- [Task description]
All lines in the data bearing the string "Instances" should be identified and copied.

-- Data supplied follows --

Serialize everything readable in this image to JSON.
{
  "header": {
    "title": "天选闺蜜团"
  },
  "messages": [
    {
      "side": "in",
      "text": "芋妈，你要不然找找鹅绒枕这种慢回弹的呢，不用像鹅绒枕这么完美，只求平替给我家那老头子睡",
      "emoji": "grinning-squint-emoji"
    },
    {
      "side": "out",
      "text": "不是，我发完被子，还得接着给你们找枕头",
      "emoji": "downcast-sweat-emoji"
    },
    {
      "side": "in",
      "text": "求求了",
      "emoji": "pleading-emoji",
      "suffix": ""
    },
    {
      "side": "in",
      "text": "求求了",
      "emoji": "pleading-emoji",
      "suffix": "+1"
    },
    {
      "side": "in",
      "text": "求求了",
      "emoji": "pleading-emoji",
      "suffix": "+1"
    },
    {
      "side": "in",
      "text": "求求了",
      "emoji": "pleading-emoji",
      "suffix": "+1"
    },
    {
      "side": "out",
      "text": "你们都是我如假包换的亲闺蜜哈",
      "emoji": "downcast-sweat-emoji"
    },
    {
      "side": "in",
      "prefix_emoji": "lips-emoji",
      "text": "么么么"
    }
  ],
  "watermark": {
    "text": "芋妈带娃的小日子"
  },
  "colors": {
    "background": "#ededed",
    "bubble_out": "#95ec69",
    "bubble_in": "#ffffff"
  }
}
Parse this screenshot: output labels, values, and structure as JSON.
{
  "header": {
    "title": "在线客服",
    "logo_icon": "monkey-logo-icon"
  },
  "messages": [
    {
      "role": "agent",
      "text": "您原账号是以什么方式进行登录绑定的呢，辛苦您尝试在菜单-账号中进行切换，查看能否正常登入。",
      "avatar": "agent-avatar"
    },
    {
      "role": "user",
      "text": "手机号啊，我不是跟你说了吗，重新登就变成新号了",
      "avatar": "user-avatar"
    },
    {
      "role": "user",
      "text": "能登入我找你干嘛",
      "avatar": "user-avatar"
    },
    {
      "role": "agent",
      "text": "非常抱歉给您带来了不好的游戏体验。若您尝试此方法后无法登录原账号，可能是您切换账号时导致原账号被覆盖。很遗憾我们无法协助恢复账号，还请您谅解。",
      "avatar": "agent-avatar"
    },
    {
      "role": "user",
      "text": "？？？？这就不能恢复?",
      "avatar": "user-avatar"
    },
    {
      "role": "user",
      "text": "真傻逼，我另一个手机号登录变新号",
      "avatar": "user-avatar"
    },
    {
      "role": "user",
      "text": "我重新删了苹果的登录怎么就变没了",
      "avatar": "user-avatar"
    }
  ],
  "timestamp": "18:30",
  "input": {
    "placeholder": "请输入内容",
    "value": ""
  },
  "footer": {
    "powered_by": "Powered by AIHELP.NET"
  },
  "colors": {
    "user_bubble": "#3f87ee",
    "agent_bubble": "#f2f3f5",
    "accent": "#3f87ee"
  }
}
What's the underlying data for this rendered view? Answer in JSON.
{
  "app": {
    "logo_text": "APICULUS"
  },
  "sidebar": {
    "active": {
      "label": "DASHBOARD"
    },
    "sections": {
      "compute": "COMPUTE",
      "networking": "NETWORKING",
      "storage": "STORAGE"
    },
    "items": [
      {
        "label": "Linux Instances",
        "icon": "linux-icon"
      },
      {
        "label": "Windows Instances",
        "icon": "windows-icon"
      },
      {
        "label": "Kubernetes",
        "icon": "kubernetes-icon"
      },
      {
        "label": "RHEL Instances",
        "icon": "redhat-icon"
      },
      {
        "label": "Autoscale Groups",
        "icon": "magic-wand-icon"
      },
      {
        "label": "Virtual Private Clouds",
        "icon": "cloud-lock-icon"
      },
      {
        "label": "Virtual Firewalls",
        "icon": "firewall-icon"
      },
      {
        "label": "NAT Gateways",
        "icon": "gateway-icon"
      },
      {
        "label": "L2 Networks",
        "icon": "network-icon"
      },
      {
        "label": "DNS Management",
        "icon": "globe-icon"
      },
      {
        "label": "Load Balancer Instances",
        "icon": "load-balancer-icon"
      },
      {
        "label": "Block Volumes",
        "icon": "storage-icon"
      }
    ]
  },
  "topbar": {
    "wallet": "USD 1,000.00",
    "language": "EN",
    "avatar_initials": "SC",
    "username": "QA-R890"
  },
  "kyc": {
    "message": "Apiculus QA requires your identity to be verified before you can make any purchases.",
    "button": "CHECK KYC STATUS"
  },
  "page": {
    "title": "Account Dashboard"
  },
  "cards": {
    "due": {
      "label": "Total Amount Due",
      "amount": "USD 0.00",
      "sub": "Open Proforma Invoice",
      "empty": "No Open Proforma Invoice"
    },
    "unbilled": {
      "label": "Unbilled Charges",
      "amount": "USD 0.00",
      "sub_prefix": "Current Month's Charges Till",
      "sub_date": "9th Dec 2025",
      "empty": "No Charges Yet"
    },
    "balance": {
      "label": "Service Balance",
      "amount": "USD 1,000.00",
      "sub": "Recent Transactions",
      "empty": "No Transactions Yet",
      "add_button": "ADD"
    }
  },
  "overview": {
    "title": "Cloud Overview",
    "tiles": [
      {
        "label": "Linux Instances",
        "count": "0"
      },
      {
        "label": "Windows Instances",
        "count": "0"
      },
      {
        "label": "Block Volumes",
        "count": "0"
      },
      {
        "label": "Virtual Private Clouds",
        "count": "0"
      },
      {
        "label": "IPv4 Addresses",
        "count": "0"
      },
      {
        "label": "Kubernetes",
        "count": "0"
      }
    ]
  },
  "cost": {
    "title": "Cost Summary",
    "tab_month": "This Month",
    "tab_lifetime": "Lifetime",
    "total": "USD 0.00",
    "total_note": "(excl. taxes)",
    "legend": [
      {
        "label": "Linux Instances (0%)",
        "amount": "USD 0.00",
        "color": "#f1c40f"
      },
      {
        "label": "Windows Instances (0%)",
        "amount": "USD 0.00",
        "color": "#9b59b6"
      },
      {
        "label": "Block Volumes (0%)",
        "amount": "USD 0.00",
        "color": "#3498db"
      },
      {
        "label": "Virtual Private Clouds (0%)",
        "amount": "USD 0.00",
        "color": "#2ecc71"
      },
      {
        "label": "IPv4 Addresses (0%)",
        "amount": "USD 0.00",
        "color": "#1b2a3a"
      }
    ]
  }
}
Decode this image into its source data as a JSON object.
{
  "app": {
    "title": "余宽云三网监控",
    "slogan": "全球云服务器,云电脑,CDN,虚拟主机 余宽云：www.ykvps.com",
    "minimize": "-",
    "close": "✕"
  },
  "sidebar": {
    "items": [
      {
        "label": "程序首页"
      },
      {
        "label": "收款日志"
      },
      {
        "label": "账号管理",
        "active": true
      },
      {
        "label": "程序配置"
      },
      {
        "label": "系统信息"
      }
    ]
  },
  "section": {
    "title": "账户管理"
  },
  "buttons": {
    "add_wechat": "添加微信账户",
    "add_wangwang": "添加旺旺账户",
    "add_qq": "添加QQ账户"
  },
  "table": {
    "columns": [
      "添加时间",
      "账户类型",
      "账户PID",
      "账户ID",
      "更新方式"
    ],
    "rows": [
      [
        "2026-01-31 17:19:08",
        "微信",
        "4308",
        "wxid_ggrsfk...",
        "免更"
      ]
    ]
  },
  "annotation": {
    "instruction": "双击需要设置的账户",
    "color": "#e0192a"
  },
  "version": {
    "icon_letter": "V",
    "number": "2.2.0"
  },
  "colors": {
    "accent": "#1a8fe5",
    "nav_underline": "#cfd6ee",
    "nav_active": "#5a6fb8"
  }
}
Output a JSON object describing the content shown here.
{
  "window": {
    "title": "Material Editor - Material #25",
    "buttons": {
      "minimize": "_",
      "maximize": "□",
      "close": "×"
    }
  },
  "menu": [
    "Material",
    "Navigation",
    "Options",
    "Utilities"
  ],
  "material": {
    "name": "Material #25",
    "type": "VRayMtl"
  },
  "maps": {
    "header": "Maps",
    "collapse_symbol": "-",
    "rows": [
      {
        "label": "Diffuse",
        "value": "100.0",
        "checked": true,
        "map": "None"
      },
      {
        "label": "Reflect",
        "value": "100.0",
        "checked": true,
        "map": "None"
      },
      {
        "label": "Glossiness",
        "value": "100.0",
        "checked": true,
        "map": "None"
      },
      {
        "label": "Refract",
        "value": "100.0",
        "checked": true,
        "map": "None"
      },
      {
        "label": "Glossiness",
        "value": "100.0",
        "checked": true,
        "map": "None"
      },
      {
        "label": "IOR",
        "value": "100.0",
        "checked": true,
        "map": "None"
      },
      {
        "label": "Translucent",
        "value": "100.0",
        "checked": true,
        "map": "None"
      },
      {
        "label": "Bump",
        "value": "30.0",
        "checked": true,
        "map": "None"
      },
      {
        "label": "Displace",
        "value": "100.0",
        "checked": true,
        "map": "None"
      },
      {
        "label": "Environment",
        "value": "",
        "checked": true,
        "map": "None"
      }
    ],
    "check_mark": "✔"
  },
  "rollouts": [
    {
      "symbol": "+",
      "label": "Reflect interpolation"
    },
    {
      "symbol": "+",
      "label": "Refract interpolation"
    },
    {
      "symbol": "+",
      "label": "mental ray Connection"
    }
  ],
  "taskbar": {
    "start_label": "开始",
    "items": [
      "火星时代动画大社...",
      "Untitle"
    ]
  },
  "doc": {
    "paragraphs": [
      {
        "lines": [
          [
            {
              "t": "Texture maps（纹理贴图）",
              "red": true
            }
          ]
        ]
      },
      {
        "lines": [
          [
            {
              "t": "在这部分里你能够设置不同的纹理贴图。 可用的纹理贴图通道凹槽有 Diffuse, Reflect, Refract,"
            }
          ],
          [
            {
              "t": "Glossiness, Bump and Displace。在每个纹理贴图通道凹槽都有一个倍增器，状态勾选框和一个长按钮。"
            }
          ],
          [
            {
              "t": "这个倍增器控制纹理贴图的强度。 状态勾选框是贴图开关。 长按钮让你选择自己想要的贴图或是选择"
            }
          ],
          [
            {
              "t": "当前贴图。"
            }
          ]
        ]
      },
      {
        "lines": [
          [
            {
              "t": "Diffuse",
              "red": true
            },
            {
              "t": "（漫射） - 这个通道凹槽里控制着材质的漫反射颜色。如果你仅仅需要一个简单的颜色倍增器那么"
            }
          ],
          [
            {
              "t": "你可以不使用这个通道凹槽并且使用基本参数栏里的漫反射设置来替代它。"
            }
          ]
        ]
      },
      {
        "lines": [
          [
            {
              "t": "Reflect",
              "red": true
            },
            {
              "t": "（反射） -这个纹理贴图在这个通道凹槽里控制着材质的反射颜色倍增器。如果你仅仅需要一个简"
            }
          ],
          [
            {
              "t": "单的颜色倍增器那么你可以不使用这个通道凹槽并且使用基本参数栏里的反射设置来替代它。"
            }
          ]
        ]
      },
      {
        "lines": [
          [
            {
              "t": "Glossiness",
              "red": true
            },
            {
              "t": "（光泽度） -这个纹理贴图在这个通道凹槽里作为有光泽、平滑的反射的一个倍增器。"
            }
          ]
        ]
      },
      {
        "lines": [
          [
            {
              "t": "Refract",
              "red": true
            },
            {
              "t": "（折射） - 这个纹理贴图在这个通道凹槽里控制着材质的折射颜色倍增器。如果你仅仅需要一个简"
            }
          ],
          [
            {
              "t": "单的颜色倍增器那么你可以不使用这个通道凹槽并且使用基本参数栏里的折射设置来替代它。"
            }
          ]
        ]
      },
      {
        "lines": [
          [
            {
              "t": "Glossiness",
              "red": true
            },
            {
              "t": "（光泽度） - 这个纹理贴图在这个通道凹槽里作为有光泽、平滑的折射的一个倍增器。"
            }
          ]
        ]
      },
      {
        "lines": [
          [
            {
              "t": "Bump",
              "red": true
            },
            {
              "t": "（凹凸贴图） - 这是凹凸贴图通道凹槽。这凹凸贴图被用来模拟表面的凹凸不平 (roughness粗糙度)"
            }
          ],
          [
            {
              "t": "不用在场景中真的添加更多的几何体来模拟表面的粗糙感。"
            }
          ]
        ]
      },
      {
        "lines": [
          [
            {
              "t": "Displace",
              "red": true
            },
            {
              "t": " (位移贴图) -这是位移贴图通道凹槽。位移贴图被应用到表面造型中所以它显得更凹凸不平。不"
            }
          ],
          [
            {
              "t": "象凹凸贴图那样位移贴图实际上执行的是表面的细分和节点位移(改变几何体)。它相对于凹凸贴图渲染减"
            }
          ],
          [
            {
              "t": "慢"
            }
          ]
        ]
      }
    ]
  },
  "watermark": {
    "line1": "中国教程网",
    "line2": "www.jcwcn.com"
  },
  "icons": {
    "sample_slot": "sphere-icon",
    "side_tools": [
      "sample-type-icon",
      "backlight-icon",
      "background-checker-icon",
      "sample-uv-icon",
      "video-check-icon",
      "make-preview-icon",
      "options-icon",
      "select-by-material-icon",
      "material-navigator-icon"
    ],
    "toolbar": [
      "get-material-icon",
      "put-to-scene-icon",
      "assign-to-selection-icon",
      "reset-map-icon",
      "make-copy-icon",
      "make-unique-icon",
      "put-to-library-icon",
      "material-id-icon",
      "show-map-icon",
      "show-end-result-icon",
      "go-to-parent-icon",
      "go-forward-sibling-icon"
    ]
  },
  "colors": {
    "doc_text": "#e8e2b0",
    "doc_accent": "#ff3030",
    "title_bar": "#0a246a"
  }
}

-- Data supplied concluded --

- [Exercise solution]
        "label": "Linux Instances",
        "label": "Windows Instances",
        "label": "RHEL Instances",
        "label": "Load Balancer Instances",
        "label": "Linux Instances",
        "label": "Windows Instances",
        "label": "Linux Instances (0%)",
        "label": "Windows Instances (0%)",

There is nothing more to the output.